**Problem details**
What is needed is a copy of each line in the listing below that contains "JSON".

================

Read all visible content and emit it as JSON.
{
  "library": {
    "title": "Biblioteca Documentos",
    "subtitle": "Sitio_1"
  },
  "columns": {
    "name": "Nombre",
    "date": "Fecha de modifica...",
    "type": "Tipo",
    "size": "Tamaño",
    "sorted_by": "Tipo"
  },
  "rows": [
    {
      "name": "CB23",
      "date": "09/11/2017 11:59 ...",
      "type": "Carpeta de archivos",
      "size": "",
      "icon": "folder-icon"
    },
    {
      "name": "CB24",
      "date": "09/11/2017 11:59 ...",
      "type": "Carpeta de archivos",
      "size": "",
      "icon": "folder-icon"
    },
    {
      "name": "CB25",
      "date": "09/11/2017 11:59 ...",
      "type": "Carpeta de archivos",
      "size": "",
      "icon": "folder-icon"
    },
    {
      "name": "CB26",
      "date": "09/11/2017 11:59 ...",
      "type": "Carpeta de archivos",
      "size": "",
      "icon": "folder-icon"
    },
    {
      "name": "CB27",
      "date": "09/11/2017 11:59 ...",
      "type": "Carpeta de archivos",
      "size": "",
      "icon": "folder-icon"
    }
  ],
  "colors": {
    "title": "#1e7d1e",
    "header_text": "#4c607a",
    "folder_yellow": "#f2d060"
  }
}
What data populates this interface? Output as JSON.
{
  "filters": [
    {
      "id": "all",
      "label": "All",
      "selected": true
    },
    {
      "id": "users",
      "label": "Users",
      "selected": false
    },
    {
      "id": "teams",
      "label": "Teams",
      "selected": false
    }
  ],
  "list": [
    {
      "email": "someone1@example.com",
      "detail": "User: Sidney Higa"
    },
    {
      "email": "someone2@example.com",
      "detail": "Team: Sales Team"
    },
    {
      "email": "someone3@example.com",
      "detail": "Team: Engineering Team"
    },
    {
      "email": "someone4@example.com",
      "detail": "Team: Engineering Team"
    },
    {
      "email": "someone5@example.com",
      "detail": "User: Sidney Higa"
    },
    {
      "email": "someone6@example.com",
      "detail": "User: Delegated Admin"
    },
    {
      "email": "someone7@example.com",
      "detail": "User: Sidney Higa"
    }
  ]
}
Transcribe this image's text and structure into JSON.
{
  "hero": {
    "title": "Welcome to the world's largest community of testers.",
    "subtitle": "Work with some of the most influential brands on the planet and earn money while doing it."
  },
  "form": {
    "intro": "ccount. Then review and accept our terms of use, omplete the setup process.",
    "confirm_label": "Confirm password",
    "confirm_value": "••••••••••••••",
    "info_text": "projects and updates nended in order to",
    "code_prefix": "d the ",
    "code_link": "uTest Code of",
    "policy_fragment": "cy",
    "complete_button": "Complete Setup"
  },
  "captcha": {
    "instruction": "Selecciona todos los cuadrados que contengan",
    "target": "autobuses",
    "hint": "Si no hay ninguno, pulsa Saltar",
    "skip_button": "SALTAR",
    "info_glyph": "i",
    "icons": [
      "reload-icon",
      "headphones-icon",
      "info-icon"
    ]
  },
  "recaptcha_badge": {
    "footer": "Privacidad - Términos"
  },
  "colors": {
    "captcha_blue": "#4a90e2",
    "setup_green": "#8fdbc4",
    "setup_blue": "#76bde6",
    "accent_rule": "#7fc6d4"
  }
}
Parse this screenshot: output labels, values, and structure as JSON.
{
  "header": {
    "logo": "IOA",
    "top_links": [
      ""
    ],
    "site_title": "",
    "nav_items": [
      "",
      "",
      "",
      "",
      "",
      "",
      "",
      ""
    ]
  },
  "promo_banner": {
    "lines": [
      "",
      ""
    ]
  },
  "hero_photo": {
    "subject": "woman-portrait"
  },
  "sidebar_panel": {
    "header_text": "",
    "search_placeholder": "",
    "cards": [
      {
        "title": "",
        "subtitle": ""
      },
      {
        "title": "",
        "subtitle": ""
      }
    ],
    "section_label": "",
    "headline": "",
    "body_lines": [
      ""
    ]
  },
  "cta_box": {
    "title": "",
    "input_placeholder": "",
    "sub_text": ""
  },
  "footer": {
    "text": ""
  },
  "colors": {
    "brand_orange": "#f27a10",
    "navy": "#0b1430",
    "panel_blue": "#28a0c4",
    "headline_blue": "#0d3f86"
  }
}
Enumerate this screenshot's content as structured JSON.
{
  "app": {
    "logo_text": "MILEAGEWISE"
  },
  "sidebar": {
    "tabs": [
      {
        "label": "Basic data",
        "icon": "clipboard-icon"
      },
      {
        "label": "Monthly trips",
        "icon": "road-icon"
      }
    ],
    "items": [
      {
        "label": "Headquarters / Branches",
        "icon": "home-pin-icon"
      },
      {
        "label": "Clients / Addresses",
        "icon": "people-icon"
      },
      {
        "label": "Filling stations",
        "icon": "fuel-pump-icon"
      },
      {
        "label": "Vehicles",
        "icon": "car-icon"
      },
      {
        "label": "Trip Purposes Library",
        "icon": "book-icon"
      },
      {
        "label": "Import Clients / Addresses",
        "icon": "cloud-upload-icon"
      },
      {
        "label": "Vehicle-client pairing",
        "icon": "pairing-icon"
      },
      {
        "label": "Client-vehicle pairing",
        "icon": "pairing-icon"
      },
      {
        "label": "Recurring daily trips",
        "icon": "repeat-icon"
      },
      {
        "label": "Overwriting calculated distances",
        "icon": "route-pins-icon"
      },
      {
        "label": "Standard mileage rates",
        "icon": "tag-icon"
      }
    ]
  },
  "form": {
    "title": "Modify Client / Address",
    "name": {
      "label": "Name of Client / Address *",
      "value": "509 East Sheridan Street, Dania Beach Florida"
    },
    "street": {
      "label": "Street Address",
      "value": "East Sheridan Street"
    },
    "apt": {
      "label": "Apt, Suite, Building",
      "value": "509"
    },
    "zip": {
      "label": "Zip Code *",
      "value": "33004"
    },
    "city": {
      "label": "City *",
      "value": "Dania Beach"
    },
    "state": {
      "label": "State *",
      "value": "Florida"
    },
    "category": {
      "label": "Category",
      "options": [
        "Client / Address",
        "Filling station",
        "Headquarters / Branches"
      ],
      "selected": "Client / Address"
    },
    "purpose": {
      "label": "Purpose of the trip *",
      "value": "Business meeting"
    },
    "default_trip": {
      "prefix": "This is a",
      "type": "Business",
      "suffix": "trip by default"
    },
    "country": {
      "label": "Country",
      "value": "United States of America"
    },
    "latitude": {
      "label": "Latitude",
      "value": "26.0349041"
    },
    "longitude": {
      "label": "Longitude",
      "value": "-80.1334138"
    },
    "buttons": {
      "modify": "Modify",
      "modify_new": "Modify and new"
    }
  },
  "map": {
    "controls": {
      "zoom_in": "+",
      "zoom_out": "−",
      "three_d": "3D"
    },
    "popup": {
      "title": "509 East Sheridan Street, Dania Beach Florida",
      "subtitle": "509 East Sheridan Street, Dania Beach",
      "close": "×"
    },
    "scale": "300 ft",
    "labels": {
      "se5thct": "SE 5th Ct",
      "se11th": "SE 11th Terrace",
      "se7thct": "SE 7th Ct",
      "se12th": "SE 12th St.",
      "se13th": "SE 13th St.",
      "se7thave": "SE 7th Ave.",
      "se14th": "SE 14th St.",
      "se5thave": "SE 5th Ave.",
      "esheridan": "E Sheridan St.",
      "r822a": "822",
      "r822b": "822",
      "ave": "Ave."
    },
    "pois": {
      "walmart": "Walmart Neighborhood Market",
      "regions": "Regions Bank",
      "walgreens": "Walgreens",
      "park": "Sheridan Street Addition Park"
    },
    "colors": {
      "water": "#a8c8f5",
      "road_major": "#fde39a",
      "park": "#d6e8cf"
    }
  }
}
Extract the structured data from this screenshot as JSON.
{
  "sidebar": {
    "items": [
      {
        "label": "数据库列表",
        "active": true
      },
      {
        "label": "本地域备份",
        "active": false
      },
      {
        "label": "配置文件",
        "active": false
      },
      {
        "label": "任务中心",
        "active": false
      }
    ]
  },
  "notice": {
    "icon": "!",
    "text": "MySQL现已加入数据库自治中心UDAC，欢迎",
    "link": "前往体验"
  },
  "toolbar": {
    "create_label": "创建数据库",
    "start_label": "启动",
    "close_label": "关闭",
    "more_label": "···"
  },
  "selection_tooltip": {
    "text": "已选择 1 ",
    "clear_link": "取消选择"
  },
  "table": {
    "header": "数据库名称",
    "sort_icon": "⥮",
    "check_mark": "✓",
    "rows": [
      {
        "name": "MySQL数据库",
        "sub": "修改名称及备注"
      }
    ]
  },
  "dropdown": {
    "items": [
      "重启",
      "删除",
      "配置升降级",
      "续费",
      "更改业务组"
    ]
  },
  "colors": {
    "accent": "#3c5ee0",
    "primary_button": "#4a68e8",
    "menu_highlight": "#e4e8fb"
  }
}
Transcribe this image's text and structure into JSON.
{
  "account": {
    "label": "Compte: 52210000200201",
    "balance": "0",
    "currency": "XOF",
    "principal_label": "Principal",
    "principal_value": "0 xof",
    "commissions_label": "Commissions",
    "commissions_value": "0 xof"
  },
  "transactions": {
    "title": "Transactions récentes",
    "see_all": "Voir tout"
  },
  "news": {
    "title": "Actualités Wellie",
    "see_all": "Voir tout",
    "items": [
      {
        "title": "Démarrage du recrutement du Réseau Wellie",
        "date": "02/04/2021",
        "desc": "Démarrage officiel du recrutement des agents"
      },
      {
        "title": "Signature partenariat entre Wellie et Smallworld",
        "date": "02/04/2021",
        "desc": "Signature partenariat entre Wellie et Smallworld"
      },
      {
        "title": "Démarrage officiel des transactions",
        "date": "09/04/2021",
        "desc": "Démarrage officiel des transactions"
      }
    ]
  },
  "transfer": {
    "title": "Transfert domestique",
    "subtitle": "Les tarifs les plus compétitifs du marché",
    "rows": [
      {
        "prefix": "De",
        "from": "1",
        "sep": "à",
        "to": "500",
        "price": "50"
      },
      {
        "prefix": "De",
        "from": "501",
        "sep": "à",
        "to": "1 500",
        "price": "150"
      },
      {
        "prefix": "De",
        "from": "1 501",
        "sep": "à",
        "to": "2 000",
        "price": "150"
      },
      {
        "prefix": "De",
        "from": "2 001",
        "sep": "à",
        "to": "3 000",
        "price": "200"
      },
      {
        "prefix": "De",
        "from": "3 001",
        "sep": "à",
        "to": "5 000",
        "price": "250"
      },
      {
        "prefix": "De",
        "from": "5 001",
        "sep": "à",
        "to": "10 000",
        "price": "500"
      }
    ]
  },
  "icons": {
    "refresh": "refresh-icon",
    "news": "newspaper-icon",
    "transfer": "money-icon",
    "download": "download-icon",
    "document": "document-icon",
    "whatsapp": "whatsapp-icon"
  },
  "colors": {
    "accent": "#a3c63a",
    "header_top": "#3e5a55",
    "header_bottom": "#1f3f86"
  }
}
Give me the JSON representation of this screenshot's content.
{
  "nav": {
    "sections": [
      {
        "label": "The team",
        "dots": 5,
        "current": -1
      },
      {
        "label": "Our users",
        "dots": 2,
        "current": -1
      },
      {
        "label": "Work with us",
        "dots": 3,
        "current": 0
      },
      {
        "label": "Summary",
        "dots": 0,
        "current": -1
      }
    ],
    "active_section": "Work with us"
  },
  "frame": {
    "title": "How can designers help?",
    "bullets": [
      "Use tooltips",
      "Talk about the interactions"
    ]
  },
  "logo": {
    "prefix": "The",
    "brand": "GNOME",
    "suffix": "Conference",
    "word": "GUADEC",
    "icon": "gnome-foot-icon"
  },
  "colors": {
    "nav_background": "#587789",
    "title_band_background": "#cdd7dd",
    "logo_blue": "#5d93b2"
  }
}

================

**Solution**
Read all visible content and emit it as JSON.
What data populates this interface? Output as JSON.
Transcribe this image's text and structure into JSON.
Parse this screenshot: output labels, values, and structure as JSON.
Enumerate this screenshot's content as structured JSON.
Extract the structured data from this screenshot as JSON.
Transcribe this image's text and structure into JSON.
Give me the JSON representation of this screenshot's content.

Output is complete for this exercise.